Abstract: This article enhances our knowledge of general strain theory (GST) by applying it to the context of traffic delinquency. It does so by first describing and confirming the development of a social–psychological measure allowing for a test of GST. Structural regression analysis is subsequently employed to test the theory within this context across a range of delinquent driving behaviors. Tests indicate that strain experienced while operating a motor vehicle consists of distinct contexts that when considered separately both enhance our understanding of GST and spell policy implications for state-directed interventions. Implications for future GST testing, measurement, and application are also discussed.

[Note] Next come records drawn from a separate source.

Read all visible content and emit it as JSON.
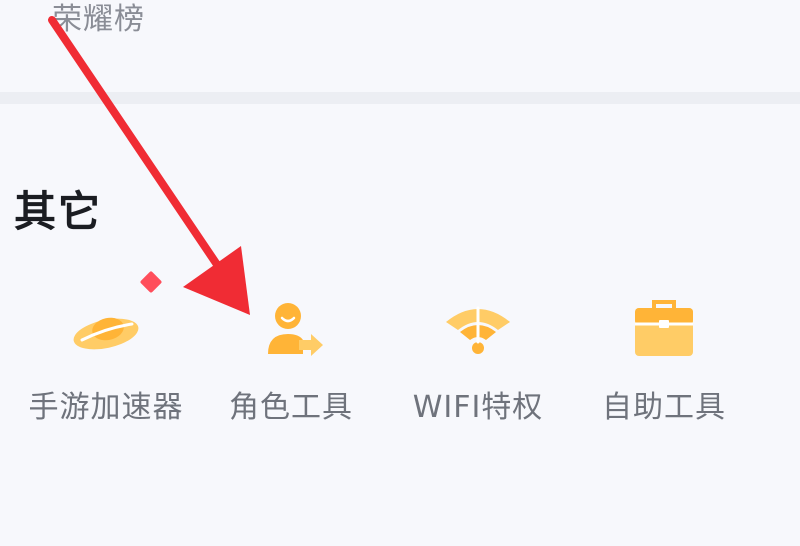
{
  "top": {
    "leaderboard_label": "荣耀榜"
  },
  "section": {
    "title": "其它"
  },
  "tools": [
    {
      "label": "手游加速器",
      "icon": "game-accelerator-icon"
    },
    {
      "label": "角色工具",
      "icon": "character-tool-icon"
    },
    {
      "label": "WIFI特权",
      "icon": "wifi-privilege-icon"
    },
    {
      "label": "自助工具",
      "icon": "self-service-toolbox-icon"
    }
  ],
  "colors": {
    "icon_primary": "#ffb437",
    "icon_secondary": "#ffcc66",
    "badge": "#ff4e5b",
    "arrow": "#f02c34",
    "title_text": "#1b1d22",
    "label_text": "#6f737c"
  }
}
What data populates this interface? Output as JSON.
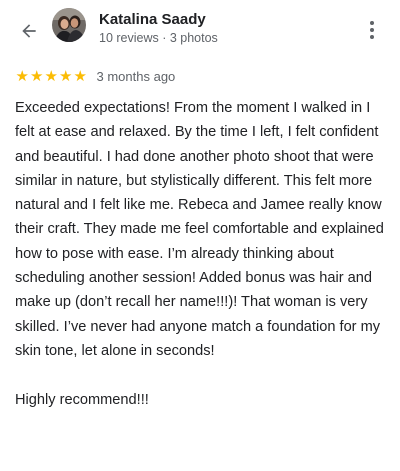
{
  "header": {
    "back_icon": "arrow-left-icon",
    "avatar": "reviewer-avatar",
    "reviewer_name": "Katalina Saady",
    "reviewer_stats": "10 reviews · 3 photos",
    "more_icon": "more-vertical-icon"
  },
  "review": {
    "rating": 5,
    "stars": [
      "★",
      "★",
      "★",
      "★",
      "★"
    ],
    "date": "3 months ago",
    "text": "Exceeded expectations! From the moment I walked in I felt at ease and relaxed. By the time I left, I felt confident and beautiful. I had done another photo shoot that were similar in nature, but stylistically different. This felt more natural and I felt like me. Rebeca and Jamee really know their craft. They made me feel comfortable and explained how to pose with ease. I’m already thinking about scheduling another session! Added bonus was hair and make up (don’t recall her name!!!)! That woman is very skilled. I’ve never had anyone match a foundation for my skin tone, let alone in seconds!\n\nHighly recommend!!!"
  },
  "colors": {
    "star": "#fbbc04",
    "primary_text": "#202124",
    "secondary_text": "#5f6368"
  }
}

Journal Article 2: Mestrovic, S. G., & Lorenzo, R. (2008). Durkheim’s concept of anomie and the abuse at Abu Ghraib. Journal of Classical Sociology, 8, 179-207.

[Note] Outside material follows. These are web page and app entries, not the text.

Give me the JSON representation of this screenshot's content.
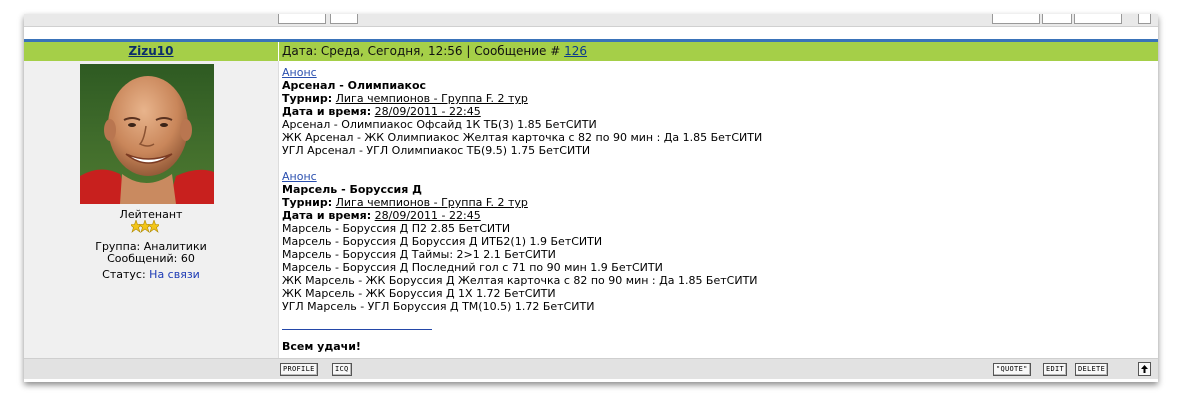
{
  "author": {
    "name": "Zizu10",
    "rank": "Лейтенант",
    "group": "Группа: Аналитики",
    "messages": "Сообщений: 60",
    "status_label": "Статус:",
    "status_value": "На связи"
  },
  "header": {
    "date_text": "Дата: Среда, Сегодня, 12:56 | Сообщение #",
    "message_number": "126"
  },
  "post": {
    "block1": {
      "anons": "Анонс",
      "match": "Арсенал - Олимпиакос",
      "tournament_label": "Турнир:",
      "tournament": "Лига чемпионов - Группа F. 2 тур",
      "datetime_label": "Дата и время:",
      "datetime": "28/09/2011 - 22:45",
      "lines": [
        "Арсенал - Олимпиакос Офсайд 1К ТБ(3) 1.85 БетСИТИ",
        "ЖК Арсенал - ЖК Олимпиакос Желтая карточка с 82 по 90 мин : Да 1.85 БетСИТИ",
        "УГЛ Арсенал - УГЛ Олимпиакос ТБ(9.5) 1.75 БетСИТИ"
      ]
    },
    "block2": {
      "anons": "Анонс",
      "match": "Марсель - Боруссия Д",
      "tournament_label": "Турнир:",
      "tournament": "Лига чемпионов - Группа F. 2 тур",
      "datetime_label": "Дата и время:",
      "datetime": "28/09/2011 - 22:45",
      "lines": [
        "Марсель - Боруссия Д П2 2.85 БетСИТИ",
        "Марсель - Боруссия Д Боруссия Д ИТБ2(1) 1.9 БетСИТИ",
        "Марсель - Боруссия Д Таймы: 2>1 2.1 БетСИТИ",
        "Марсель - Боруссия Д Последний гол с 71 по 90 мин 1.9 БетСИТИ",
        "ЖК Марсель - ЖК Боруссия Д Желтая карточка с 82 по 90 мин : Да 1.85 БетСИТИ",
        "ЖК Марсель - ЖК Боруссия Д 1X 1.72 БетСИТИ",
        "УГЛ Марсель - УГЛ Боруссия Д ТМ(10.5) 1.72 БетСИТИ"
      ]
    },
    "signature": "Всем удачи!"
  },
  "footer": {
    "profile": "PROFILE",
    "icq": "ICQ",
    "quote": "\"QUOTE\"",
    "edit": "EDIT",
    "delete": "DELETE"
  },
  "colors": {
    "header_green": "#a5cf48",
    "header_blue_line": "#3a73b9",
    "link_blue": "#2a4faf"
  }
}
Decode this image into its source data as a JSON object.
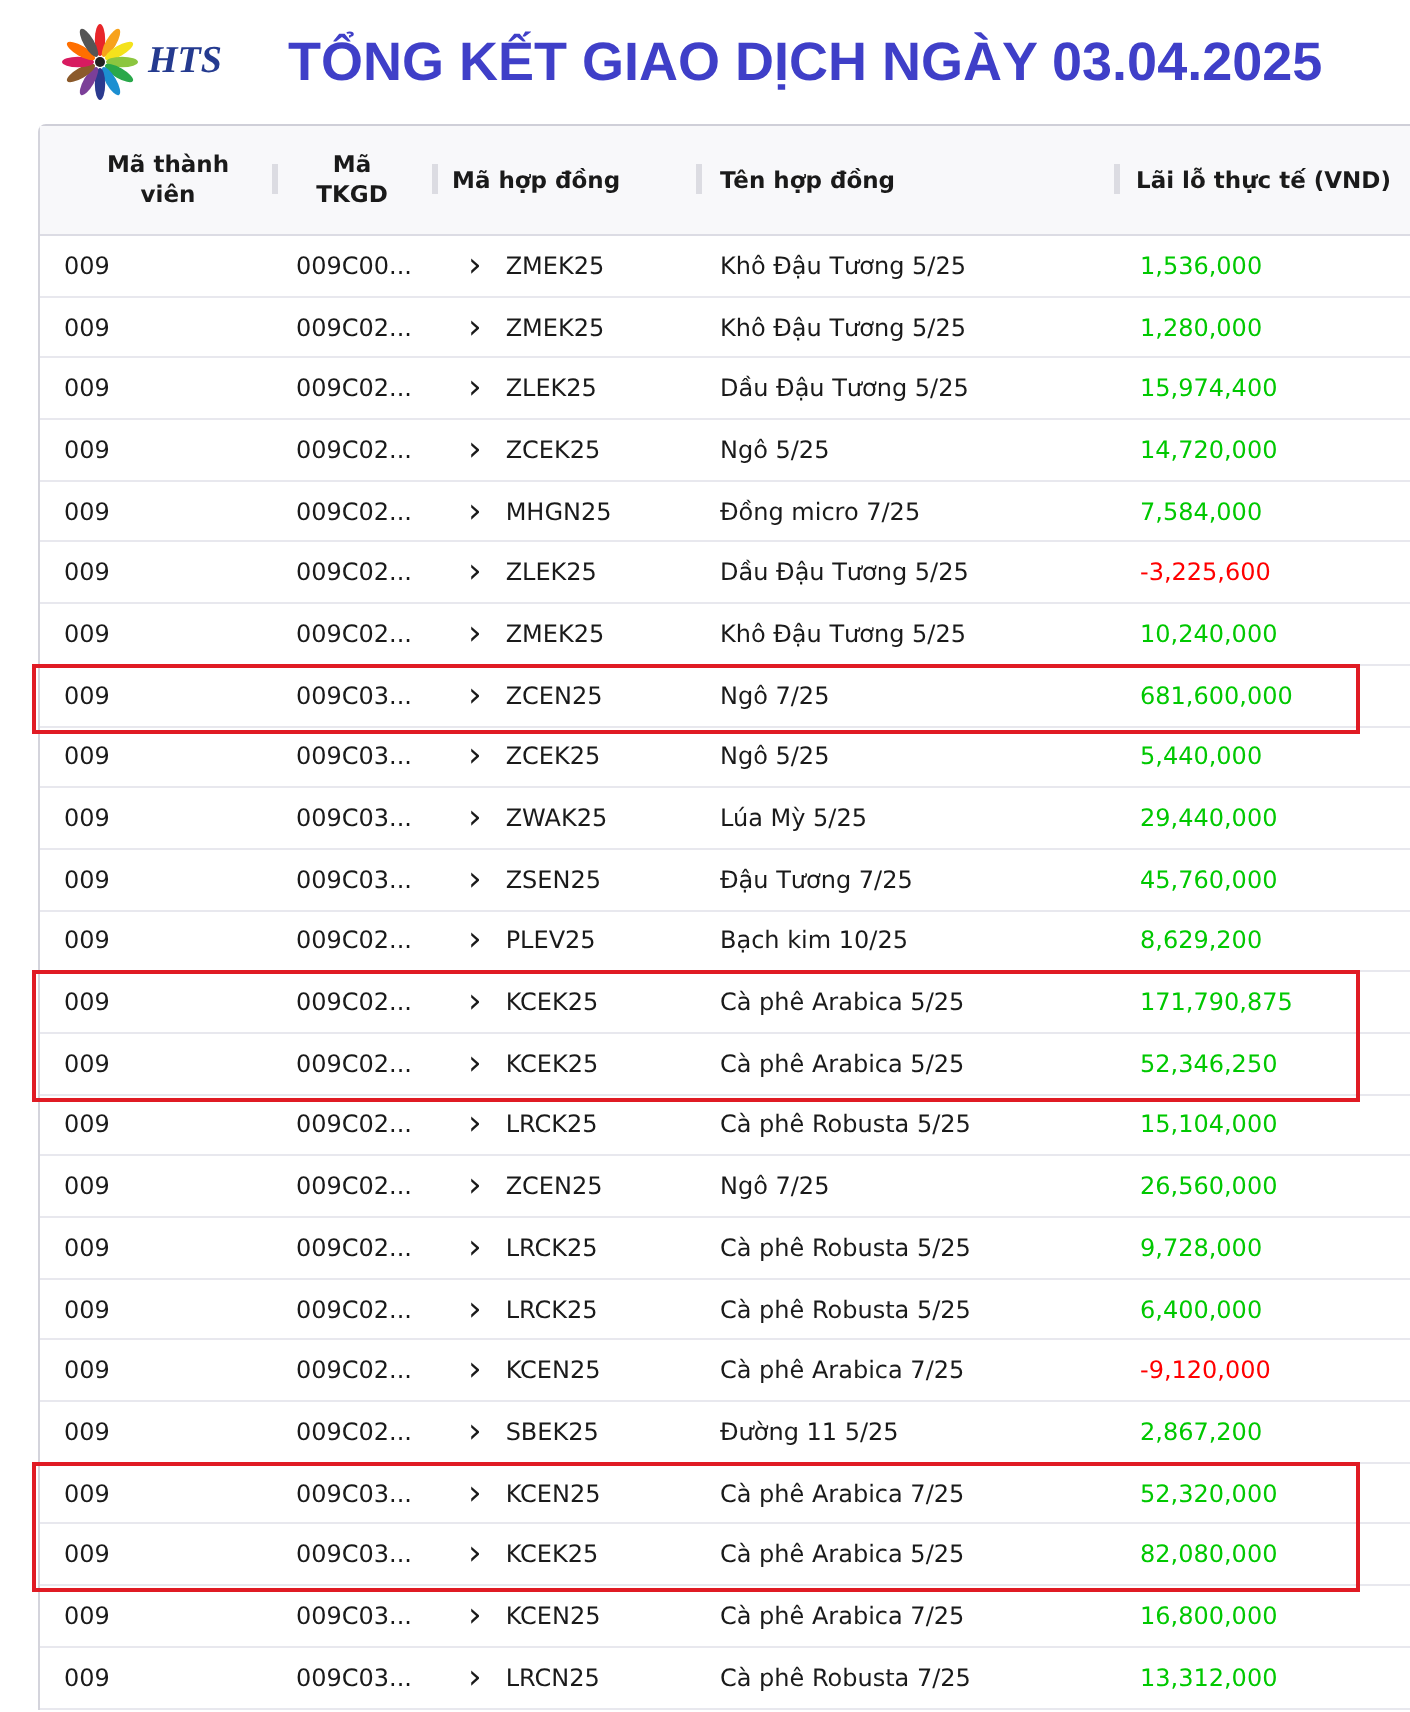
{
  "header": {
    "logo_text": "HTS",
    "title": "TỔNG KẾT GIAO DỊCH NGÀY 03.04.2025"
  },
  "table": {
    "columns": [
      "Mã thành viên",
      "Mã TKGD",
      "Mã hợp đồng",
      "Tên hợp đồng",
      "Lãi lỗ thực tế (VND)"
    ],
    "rows": [
      {
        "member": "009",
        "account": "009C00...",
        "expand": "›",
        "code": "ZMEK25",
        "name": "Khô Đậu Tương 5/25",
        "pnl": "1,536,000",
        "color": "#00c800",
        "highlighted": false
      },
      {
        "member": "009",
        "account": "009C02...",
        "expand": "›",
        "code": "ZMEK25",
        "name": "Khô Đậu Tương 5/25",
        "pnl": "1,280,000",
        "color": "#00c800",
        "highlighted": false
      },
      {
        "member": "009",
        "account": "009C02...",
        "expand": "›",
        "code": "ZLEK25",
        "name": "Dầu Đậu Tương 5/25",
        "pnl": "15,974,400",
        "color": "#00c800",
        "highlighted": false
      },
      {
        "member": "009",
        "account": "009C02...",
        "expand": "›",
        "code": "ZCEK25",
        "name": "Ngô 5/25",
        "pnl": "14,720,000",
        "color": "#00c800",
        "highlighted": false
      },
      {
        "member": "009",
        "account": "009C02...",
        "expand": "›",
        "code": "MHGN25",
        "name": "Đồng micro 7/25",
        "pnl": "7,584,000",
        "color": "#00c800",
        "highlighted": false
      },
      {
        "member": "009",
        "account": "009C02...",
        "expand": "›",
        "code": "ZLEK25",
        "name": "Dầu Đậu Tương 5/25",
        "pnl": "-3,225,600",
        "color": "#ff0000",
        "highlighted": false
      },
      {
        "member": "009",
        "account": "009C02...",
        "expand": "›",
        "code": "ZMEK25",
        "name": "Khô Đậu Tương 5/25",
        "pnl": "10,240,000",
        "color": "#00c800",
        "highlighted": false
      },
      {
        "member": "009",
        "account": "009C03...",
        "expand": "›",
        "code": "ZCEN25",
        "name": "Ngô 7/25",
        "pnl": "681,600,000",
        "color": "#00c800",
        "highlighted": true
      },
      {
        "member": "009",
        "account": "009C03...",
        "expand": "›",
        "code": "ZCEK25",
        "name": "Ngô 5/25",
        "pnl": "5,440,000",
        "color": "#00c800",
        "highlighted": false
      },
      {
        "member": "009",
        "account": "009C03...",
        "expand": "›",
        "code": "ZWAK25",
        "name": "Lúa Mỳ 5/25",
        "pnl": "29,440,000",
        "color": "#00c800",
        "highlighted": false
      },
      {
        "member": "009",
        "account": "009C03...",
        "expand": "›",
        "code": "ZSEN25",
        "name": "Đậu Tương 7/25",
        "pnl": "45,760,000",
        "color": "#00c800",
        "highlighted": false
      },
      {
        "member": "009",
        "account": "009C02...",
        "expand": "›",
        "code": "PLEV25",
        "name": "Bạch kim 10/25",
        "pnl": "8,629,200",
        "color": "#00c800",
        "highlighted": false
      },
      {
        "member": "009",
        "account": "009C02...",
        "expand": "›",
        "code": "KCEK25",
        "name": "Cà phê Arabica 5/25",
        "pnl": "171,790,875",
        "color": "#00c800",
        "highlighted": true
      },
      {
        "member": "009",
        "account": "009C02...",
        "expand": "›",
        "code": "KCEK25",
        "name": "Cà phê Arabica 5/25",
        "pnl": "52,346,250",
        "color": "#00c800",
        "highlighted": true
      },
      {
        "member": "009",
        "account": "009C02...",
        "expand": "›",
        "code": "LRCK25",
        "name": "Cà phê Robusta 5/25",
        "pnl": "15,104,000",
        "color": "#00c800",
        "highlighted": false
      },
      {
        "member": "009",
        "account": "009C02...",
        "expand": "›",
        "code": "ZCEN25",
        "name": "Ngô 7/25",
        "pnl": "26,560,000",
        "color": "#00c800",
        "highlighted": false
      },
      {
        "member": "009",
        "account": "009C02...",
        "expand": "›",
        "code": "LRCK25",
        "name": "Cà phê Robusta 5/25",
        "pnl": "9,728,000",
        "color": "#00c800",
        "highlighted": false
      },
      {
        "member": "009",
        "account": "009C02...",
        "expand": "›",
        "code": "LRCK25",
        "name": "Cà phê Robusta 5/25",
        "pnl": "6,400,000",
        "color": "#00c800",
        "highlighted": false
      },
      {
        "member": "009",
        "account": "009C02...",
        "expand": "›",
        "code": "KCEN25",
        "name": "Cà phê Arabica 7/25",
        "pnl": "-9,120,000",
        "color": "#ff0000",
        "highlighted": false
      },
      {
        "member": "009",
        "account": "009C02...",
        "expand": "›",
        "code": "SBEK25",
        "name": "Đường 11 5/25",
        "pnl": "2,867,200",
        "color": "#00c800",
        "highlighted": false
      },
      {
        "member": "009",
        "account": "009C03...",
        "expand": "›",
        "code": "KCEN25",
        "name": "Cà phê Arabica 7/25",
        "pnl": "52,320,000",
        "color": "#00c800",
        "highlighted": true
      },
      {
        "member": "009",
        "account": "009C03...",
        "expand": "›",
        "code": "KCEK25",
        "name": "Cà phê Arabica 5/25",
        "pnl": "82,080,000",
        "color": "#00c800",
        "highlighted": true
      },
      {
        "member": "009",
        "account": "009C03...",
        "expand": "›",
        "code": "KCEN25",
        "name": "Cà phê Arabica 7/25",
        "pnl": "16,800,000",
        "color": "#00c800",
        "highlighted": false
      },
      {
        "member": "009",
        "account": "009C03...",
        "expand": "›",
        "code": "LRCN25",
        "name": "Cà phê Robusta 7/25",
        "pnl": "13,312,000",
        "color": "#00c800",
        "highlighted": false
      }
    ]
  }
}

Abstract: Durkheim’s classical understanding of anomie as a societal condition of dérèglement or derangement is compared and contrasted with the functionalist understanding of anomie as normlessness. Assumptions are examined in the two different versions of anomie regarding culture, norms, agency, the international context, collective consciousness, military law, and other issues pertaining to abuse at Abu Ghraib prison in Iraq. Major General Fay’s report on the abuse at Abu Ghraib is analyzed in the context of this sociological scrutiny regarding the meanings of anomie. We conclude that Durkheim’s understanding of anomie seems to exhibit more fidelity than the Parsonian version to the facts concerning torture and abuse at Abu Ghraib as revealed during courts-martial and in government reports. We examine the implications for both social theory and the U.S. Army of conceptualizing abuse at Abu Ghraib in the context of Durkheim’s understanding of anomie.